In his latest Global Ed Talk interview, NCEE CEO Anthony Mackay spoke with Linda Darling-Hammond, the Charles E. Ducommun Professor of Education Emeritus at Stanford University, president and CEO of the Learning Policy Institute, and a member of NCEE’s Center on International Education Benchmarking advisory board. The two discussed what it might take, in this post-pandemic moment, to strengthen our public education system and ensure that it supports social cohesion, economic prosperity, and individual and collective well-being. Darling-Hammond explained that historically there is an “anatomy of inequality” in the U.S. education system. Poverty and segregation, unequal school resources, inequitable distribution of well-qualified educators, and lack of access to a rigorous curriculum work against too many of our students.
Darling-Hammond points out that the dual challenge in the U.S. is that “we have so much inequality in the system and we haven’t designed it in a coherent way in most states.” She believes we have an opportunity to “restart” our school system, by redesigning it based on what we know from the science of learning and focusing on equity. This would, she suggests, require us to think beyond the school doors to include a broad foundation of supports for children, including healthcare, housing, and food. It would require us to rethink our school funding system, how we train and prepare a well-qualified educator workforce, and how we ensure that all students have access to a rigorous and relevant curriculum and assessment system. While there are plenty of examples of innovative and effective schools in the U.S., she suggests those schools tend to “live at the margin of the system, often in a hostile policy environment.” Strong governance and leadership are needed to design an equitable system of high-quality schools for all students.

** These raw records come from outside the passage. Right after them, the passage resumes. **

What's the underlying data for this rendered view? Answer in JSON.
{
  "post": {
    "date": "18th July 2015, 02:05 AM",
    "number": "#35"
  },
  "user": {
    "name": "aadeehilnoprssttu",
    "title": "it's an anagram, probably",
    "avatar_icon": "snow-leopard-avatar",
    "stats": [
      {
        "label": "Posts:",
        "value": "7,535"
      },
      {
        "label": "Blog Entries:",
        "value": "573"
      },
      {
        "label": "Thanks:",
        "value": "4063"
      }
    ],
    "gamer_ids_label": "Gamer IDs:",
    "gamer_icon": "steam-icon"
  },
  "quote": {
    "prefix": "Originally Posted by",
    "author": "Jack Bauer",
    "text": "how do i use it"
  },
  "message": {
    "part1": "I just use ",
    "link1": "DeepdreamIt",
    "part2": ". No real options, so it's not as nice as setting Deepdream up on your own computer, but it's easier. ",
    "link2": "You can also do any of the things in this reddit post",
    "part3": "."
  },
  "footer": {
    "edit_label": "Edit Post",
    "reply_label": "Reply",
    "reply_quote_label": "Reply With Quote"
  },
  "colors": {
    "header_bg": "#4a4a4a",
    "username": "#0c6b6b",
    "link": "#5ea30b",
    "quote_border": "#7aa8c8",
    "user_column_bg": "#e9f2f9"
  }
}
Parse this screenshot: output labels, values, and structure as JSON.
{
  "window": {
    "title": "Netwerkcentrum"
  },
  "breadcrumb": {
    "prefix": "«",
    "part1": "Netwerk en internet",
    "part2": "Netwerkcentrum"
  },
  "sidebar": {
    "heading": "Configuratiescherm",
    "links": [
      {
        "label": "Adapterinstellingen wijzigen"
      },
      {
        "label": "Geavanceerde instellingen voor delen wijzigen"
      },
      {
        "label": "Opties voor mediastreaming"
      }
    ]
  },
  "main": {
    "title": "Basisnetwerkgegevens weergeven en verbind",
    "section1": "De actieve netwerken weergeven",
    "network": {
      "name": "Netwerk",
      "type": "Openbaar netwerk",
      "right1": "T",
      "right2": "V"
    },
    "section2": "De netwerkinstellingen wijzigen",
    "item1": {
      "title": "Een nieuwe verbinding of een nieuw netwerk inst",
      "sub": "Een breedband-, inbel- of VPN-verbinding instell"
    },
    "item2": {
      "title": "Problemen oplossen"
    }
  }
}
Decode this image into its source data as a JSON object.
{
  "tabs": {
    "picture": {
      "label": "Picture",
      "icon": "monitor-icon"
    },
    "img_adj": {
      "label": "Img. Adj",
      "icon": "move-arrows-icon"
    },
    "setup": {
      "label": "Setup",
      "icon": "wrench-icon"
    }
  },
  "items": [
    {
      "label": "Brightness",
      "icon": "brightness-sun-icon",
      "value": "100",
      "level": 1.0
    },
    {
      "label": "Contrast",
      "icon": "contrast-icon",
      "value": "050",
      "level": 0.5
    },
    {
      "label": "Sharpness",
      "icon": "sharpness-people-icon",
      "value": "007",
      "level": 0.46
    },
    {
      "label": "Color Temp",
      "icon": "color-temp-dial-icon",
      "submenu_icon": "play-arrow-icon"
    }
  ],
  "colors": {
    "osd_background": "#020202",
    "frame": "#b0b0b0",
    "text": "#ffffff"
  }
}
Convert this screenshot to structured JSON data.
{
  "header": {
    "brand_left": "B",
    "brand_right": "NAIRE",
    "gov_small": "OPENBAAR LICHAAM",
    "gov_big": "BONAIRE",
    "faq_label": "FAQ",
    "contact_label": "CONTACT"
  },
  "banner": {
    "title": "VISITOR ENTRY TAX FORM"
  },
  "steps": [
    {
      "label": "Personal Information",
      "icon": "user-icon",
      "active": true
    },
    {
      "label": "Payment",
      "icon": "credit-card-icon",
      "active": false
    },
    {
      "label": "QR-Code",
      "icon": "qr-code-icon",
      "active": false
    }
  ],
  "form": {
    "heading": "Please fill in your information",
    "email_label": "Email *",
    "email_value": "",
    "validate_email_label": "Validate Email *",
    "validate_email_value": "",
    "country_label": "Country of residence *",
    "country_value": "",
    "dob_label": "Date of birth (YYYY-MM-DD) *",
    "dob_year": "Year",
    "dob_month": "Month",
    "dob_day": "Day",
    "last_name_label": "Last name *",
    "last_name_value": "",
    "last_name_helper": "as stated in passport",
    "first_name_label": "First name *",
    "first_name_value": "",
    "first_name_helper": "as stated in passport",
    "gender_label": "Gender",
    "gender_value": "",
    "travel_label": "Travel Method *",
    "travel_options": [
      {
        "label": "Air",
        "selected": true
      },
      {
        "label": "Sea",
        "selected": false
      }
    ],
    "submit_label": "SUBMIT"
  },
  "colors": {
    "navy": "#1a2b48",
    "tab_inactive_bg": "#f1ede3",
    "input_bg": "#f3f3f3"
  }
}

Darling-Hammond, who has been a close advisor to President Biden and led his education transition team, is optimistic that the country is well positioned to address the multiple levels of inequities built into our education system. Existing money already available to states, alongside additional dollars that have been proposed, give states a real opportunity to build education systems that attend to the full needs of every learner.